    Jeff:
    How would it benefit science for scientists to use "the spirit" to examine their conclusions? Could you give me an example of how this would work?

  • Mormoncowboy Provo, Ut
    June 26, 2011 11:19 a.m.

    Moniker Lewinsky:

    I'll answer that. I would start by stating a hypothesis, such as...I don't know...mabey that the Book of Mormon was a true record of a real people. I would then begin attending services and paying money to it's parent organization. After some time I would falsify that premise a number of times, only to then reconfigure scriptural interpretation and selectively dismiss certain statements from Church leaders in order to protect my hypothesis. After some time I would come to learn that any means which can be established to objectively test my hypothesis would ultimately result in falsifying my hypothesis/deeply held belief. I would then contrive arguments and defenses which cannot be tested objectively. I would then introduce a new "empirical" method of testing, utilizing instruments that cannot be tested or measured or compared, and I call this method the spirit. I will also claim that it is the highest empirical method available to mankind, and should be given superiority over all other methods. I will then claim to have had an "undeniable" experience with the spirit confirming my original hypothesis. Case closed!
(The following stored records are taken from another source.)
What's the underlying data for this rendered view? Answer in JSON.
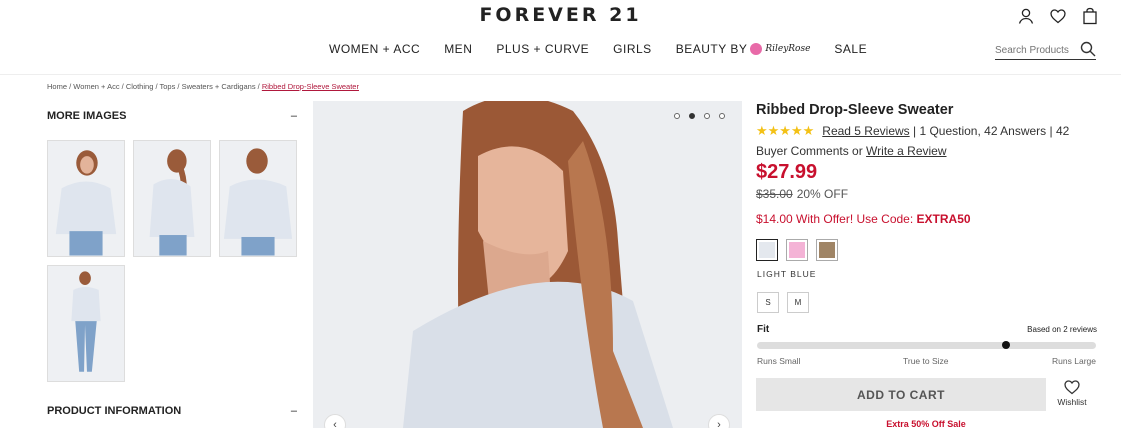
{
  "header": {
    "logo": "FOREVER 21",
    "icons": [
      "account-icon",
      "heart-icon",
      "bag-icon"
    ],
    "nav": [
      "WOMEN + ACC",
      "MEN",
      "PLUS + CURVE",
      "GIRLS"
    ],
    "nav_beauty": "BEAUTY BY",
    "nav_beauty_brand": "RileyRose",
    "nav_sale": "SALE",
    "search_placeholder": "Search Products"
  },
  "breadcrumb": {
    "path": "Home / Women + Acc / Clothing / Tops / Sweaters + Cardigans /",
    "current": "Ribbed Drop-Sleeve Sweater"
  },
  "left": {
    "more_images": "MORE IMAGES",
    "product_info": "PRODUCT INFORMATION",
    "toggle": "–"
  },
  "gallery": {
    "dot_count": 4,
    "active_dot": 2,
    "prev": "‹",
    "next": "›"
  },
  "product": {
    "title": "Ribbed Drop-Sleeve Sweater",
    "stars": "★★★★★",
    "reviews_link": "Read 5 Reviews",
    "qa_text": " | 1 Question, 42 Answers | 42",
    "buyer_text": "Buyer Comments or ",
    "write_review": "Write a Review",
    "price": "$27.99",
    "original_price": "$35.00",
    "discount": "20% OFF",
    "offer_text": "$14.00 With Offer! Use Code: ",
    "offer_code": "EXTRA50",
    "color_name": "LIGHT BLUE",
    "colors": [
      "#e4e8ee",
      "#f4b3d6",
      "#a08566"
    ],
    "sizes": [
      "S",
      "M"
    ],
    "fit_label": "Fit",
    "fit_based": "Based on 2 reviews",
    "fit_value": 0.74,
    "fit_small": "Runs Small",
    "fit_true": "True to Size",
    "fit_large": "Runs Large",
    "add_to_cart": "ADD TO CART",
    "wishlist": "Wishlist",
    "promo": "Extra 50% Off Sale"
  }
}
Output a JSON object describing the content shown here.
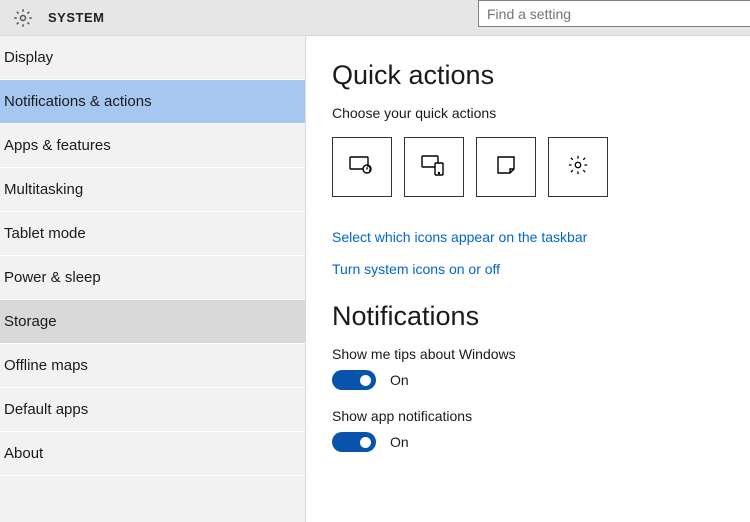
{
  "titlebar": {
    "title": "SYSTEM"
  },
  "search": {
    "placeholder": "Find a setting"
  },
  "sidebar": {
    "items": [
      {
        "label": "Display",
        "state": ""
      },
      {
        "label": "Notifications & actions",
        "state": "selected"
      },
      {
        "label": "Apps & features",
        "state": ""
      },
      {
        "label": "Multitasking",
        "state": ""
      },
      {
        "label": "Tablet mode",
        "state": ""
      },
      {
        "label": "Power & sleep",
        "state": ""
      },
      {
        "label": "Storage",
        "state": "hovered"
      },
      {
        "label": "Offline maps",
        "state": ""
      },
      {
        "label": "Default apps",
        "state": ""
      },
      {
        "label": "About",
        "state": ""
      }
    ]
  },
  "main": {
    "quick_actions": {
      "heading": "Quick actions",
      "sub": "Choose your quick actions",
      "tiles": [
        {
          "icon": "tablet-tap-icon"
        },
        {
          "icon": "connect-icon"
        },
        {
          "icon": "note-icon"
        },
        {
          "icon": "settings-gear-icon"
        }
      ],
      "link_taskbar": "Select which icons appear on the taskbar",
      "link_system_icons": "Turn system icons on or off"
    },
    "notifications": {
      "heading": "Notifications",
      "tips": {
        "label": "Show me tips about Windows",
        "state": "On"
      },
      "app_notifications": {
        "label": "Show app notifications",
        "state": "On"
      }
    }
  }
}
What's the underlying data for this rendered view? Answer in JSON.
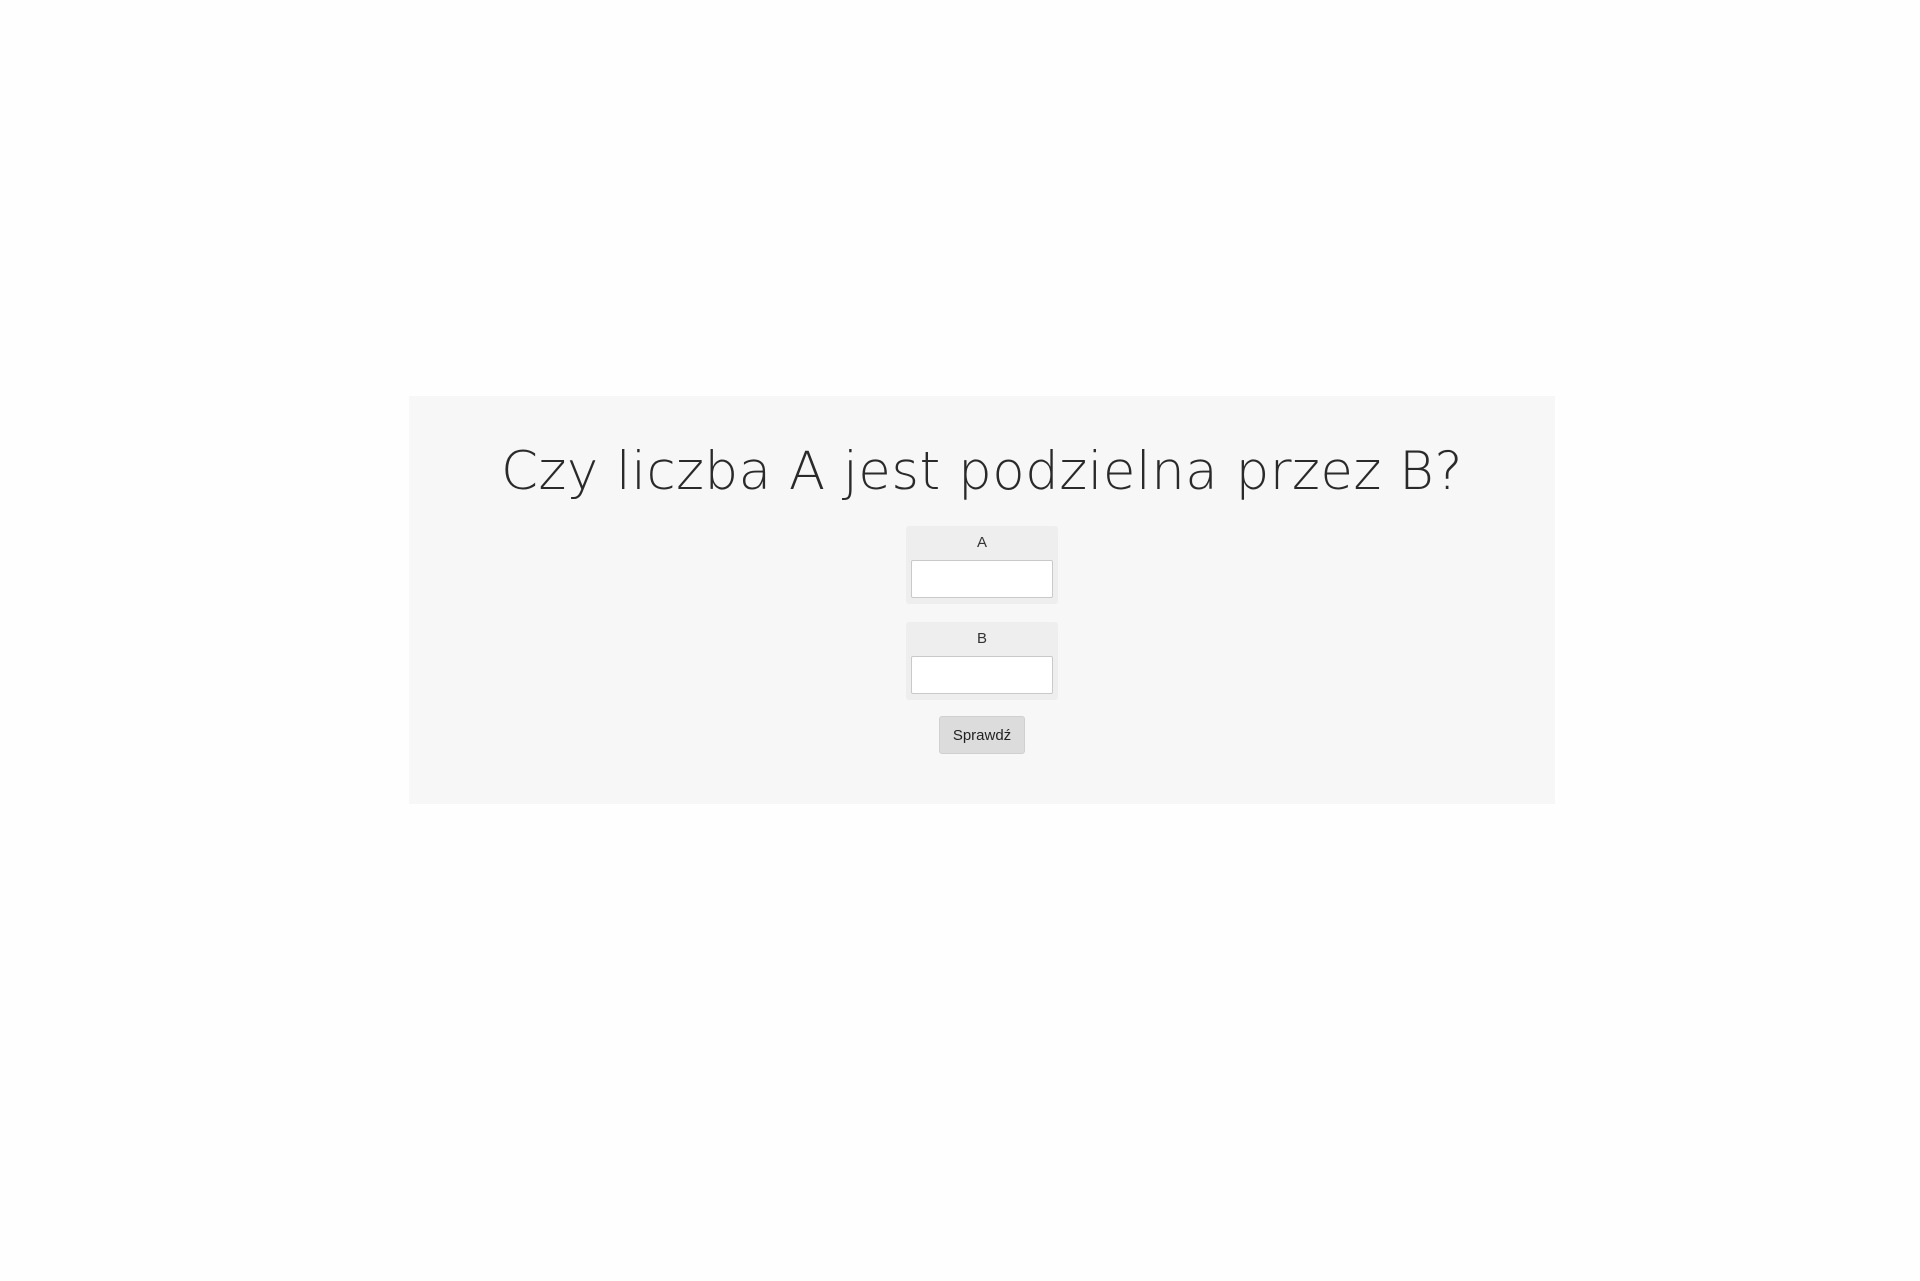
{
  "form": {
    "title": "Czy liczba A jest podzielna przez B?",
    "field_a": {
      "label": "A",
      "value": "",
      "placeholder": ""
    },
    "field_b": {
      "label": "B",
      "value": "",
      "placeholder": ""
    },
    "submit_label": "Sprawdź"
  }
}
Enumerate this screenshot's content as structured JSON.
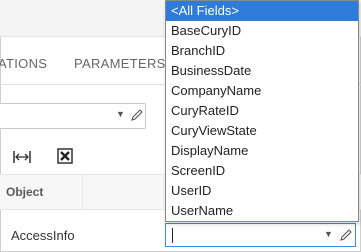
{
  "tabs": [
    {
      "label": "ATIONS"
    },
    {
      "label": "PARAMETERS"
    }
  ],
  "grid": {
    "header_object": "Object",
    "row_object": "AccessInfo"
  },
  "field_dropdown": {
    "selected": "<All Fields>",
    "options": [
      "<All Fields>",
      "BaseCuryID",
      "BranchID",
      "BusinessDate",
      "CompanyName",
      "CuryRateID",
      "CuryViewState",
      "DisplayName",
      "ScreenID",
      "UserID",
      "UserName"
    ]
  },
  "field_input": {
    "value": ""
  },
  "icons": {
    "fit_columns": "fit-columns-icon",
    "export_excel": "excel-export-icon",
    "dropdown_arrow": "chevron-down-icon",
    "edit": "pencil-icon"
  },
  "colors": {
    "selection": "#2f7bd9",
    "focus_border": "#3a8de0"
  }
}
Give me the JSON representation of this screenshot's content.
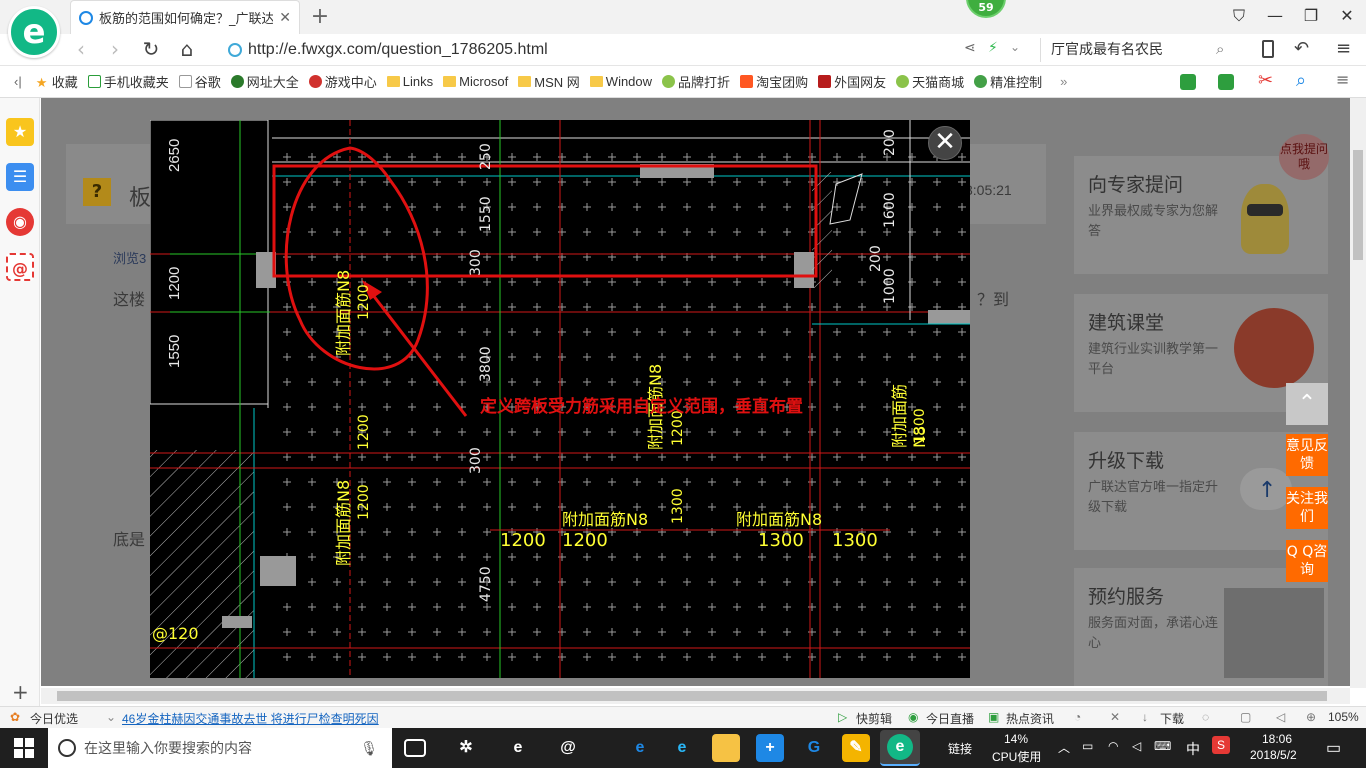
{
  "browser": {
    "tab_title": "板筋的范围如何确定？_广联达服",
    "badge_count": "59",
    "url": "http://e.fwxgx.com/question_1786205.html",
    "search_text": "厅官成最有名农民"
  },
  "bookmarks": [
    {
      "label": "收藏",
      "icon": "star-icon"
    },
    {
      "label": "手机收藏夹",
      "icon": "phone-icon"
    },
    {
      "label": "谷歌",
      "icon": "page-icon"
    },
    {
      "label": "网址大全",
      "icon": "globe-icon"
    },
    {
      "label": "游戏中心",
      "icon": "game-icon"
    },
    {
      "label": "Links",
      "icon": "folder-icon"
    },
    {
      "label": "Microsof",
      "icon": "folder-icon"
    },
    {
      "label": "MSN 网",
      "icon": "folder-icon"
    },
    {
      "label": "Window",
      "icon": "folder-icon"
    },
    {
      "label": "品牌打折",
      "icon": "leaf-icon"
    },
    {
      "label": "淘宝团购",
      "icon": "taobao-icon"
    },
    {
      "label": "外国网友",
      "icon": "flag-icon"
    },
    {
      "label": "天猫商城",
      "icon": "leaf-icon"
    },
    {
      "label": "精准控制",
      "icon": "chat-icon"
    }
  ],
  "page": {
    "question_title_fragment": "板",
    "time_fragment": "3:05:21",
    "views_fragment": "浏览3",
    "body_fragment": "这楼",
    "body_fragment_right": "？到",
    "body_fragment_lower": "底是"
  },
  "side_cards": [
    {
      "title": "向专家提问",
      "sub": "业界最权威专家为您解答"
    },
    {
      "title": "建筑课堂",
      "sub": "建筑行业实训教学第一平台"
    },
    {
      "title": "升级下载",
      "sub": "广联达官方唯一指定升级下载"
    },
    {
      "title": "预约服务",
      "sub": "服务面对面，承诺心连心"
    }
  ],
  "mascot_bubble": "点我提问哦",
  "float_buttons": {
    "feedback": "意见反馈",
    "follow": "关注我们",
    "qq": "Q Q咨询"
  },
  "cad": {
    "annotation": "定义跨板受力筋采用自定义范围，垂直布置",
    "dims_vertical_left": [
      "2650",
      "1200",
      "1550"
    ],
    "dims_top": [
      "250",
      "1550",
      "300",
      "3800",
      "300",
      "4750"
    ],
    "dims_right": [
      "200",
      "1600",
      "200",
      "1000"
    ],
    "rebar_label": "附加面筋N8",
    "row_dims": [
      "1200",
      "1200",
      "1300",
      "1300"
    ],
    "col_dims": [
      "1200",
      "1200",
      "1300",
      "1200",
      "1200",
      "1300"
    ],
    "corner_label": "@120"
  },
  "statusbar": {
    "today_pick": "今日优选",
    "news": "46岁金柱赫因交通事故去世 将进行尸检查明死因",
    "items": [
      "快剪辑",
      "今日直播",
      "热点资讯",
      "下载"
    ],
    "zoom": "105%"
  },
  "taskbar": {
    "search_placeholder": "在这里输入你要搜索的内容",
    "link_label": "链接",
    "cpu_pct": "14%",
    "cpu_label": "CPU使用",
    "ime": "中",
    "time": "18:06",
    "date": "2018/5/2"
  }
}
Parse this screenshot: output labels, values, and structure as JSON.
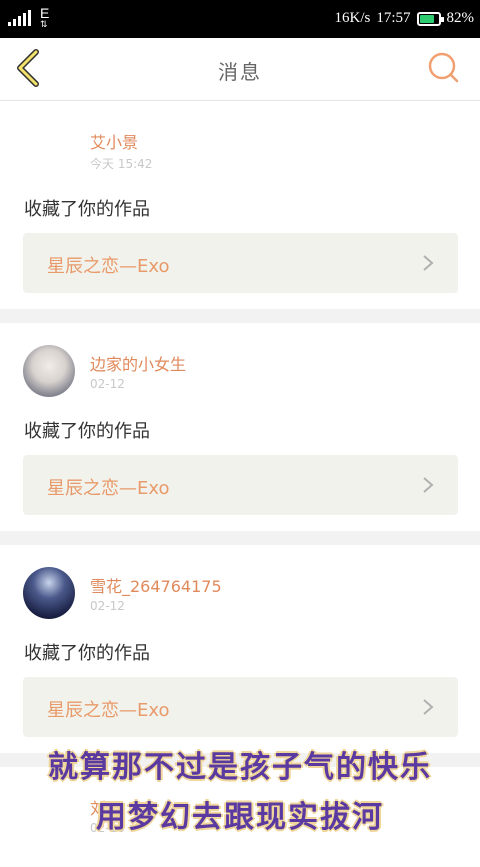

  • Jeff Temple City, CA
    June 26, 2011 7:53 p.m.

    @ moniker lewinsky: "Mormoncowboy" is not likely to be asked to be my spokesperson, thank you very much.

    What "Mormoncowboy" describes is precisely what a scientist would do if the scientist did not feel or know the Spirit but wanted to create a false impression of feeling it. Someone with a real spiritual experience would not do that.

    I do not believe that God, being a good parent, wants to do everything for us. Let's propose this hypothetical situation: a scientist is seeking the truth about something and is stymied at every turn. The scientist has tried every possible approach that s/he can think of, and nothing confirms or rejects the hypothesis. The scientist then prays and asks for help; his her/his mind is suddenly flooded with a multitude of new ideas allowing him/her to proceed along previously unconsidered avenues of inquiry and experimentation. Each approach to a new idea renders possible a number of previously unconsidered truths that the scientist realizes from a spiritual confirmation as well as a confirming experiment, resulting in something that benefits humanity as well as the scientist.

  • Mormoncowboy Provo, Ut
    June 27, 2011 9:09 a.m.

    Jeff:

    You stated that you would like it if more Scientists began to "use the spirit to examine their conclusions". In response to Moniker Lewinsky's challenge you then present a hypothetical scenario where a stumped scientist would possibly be benefited from a flood of idea's to help them resolve their dillema, which you would attribute to the spirit. How does this scenario explain your rather bold contention that scientific conclusions should be examined through the spirit? That argument seems to imply to me that the spirit should be cross checking the scientific findings, rather than simply contributing to ideas for hypotheses. I don't think anybody would care if scientist gave credit to God for helping them concieve of a hypothesis, so long as the testing and resulting conclusions were scientifically rigorous. In fact, even I can admire the humility associated with giving God the credit for idea's. Where we have debate is when a spiritual "confirmation", as we like to say, contradicts the science without offering any empirical evidence that can be objectively demonstrated and unanimously observed without requiring any subjective/debatable religious pre-qualifiers. At that point is becomes just a baseless assertion that smacks of arrogance and stubborness.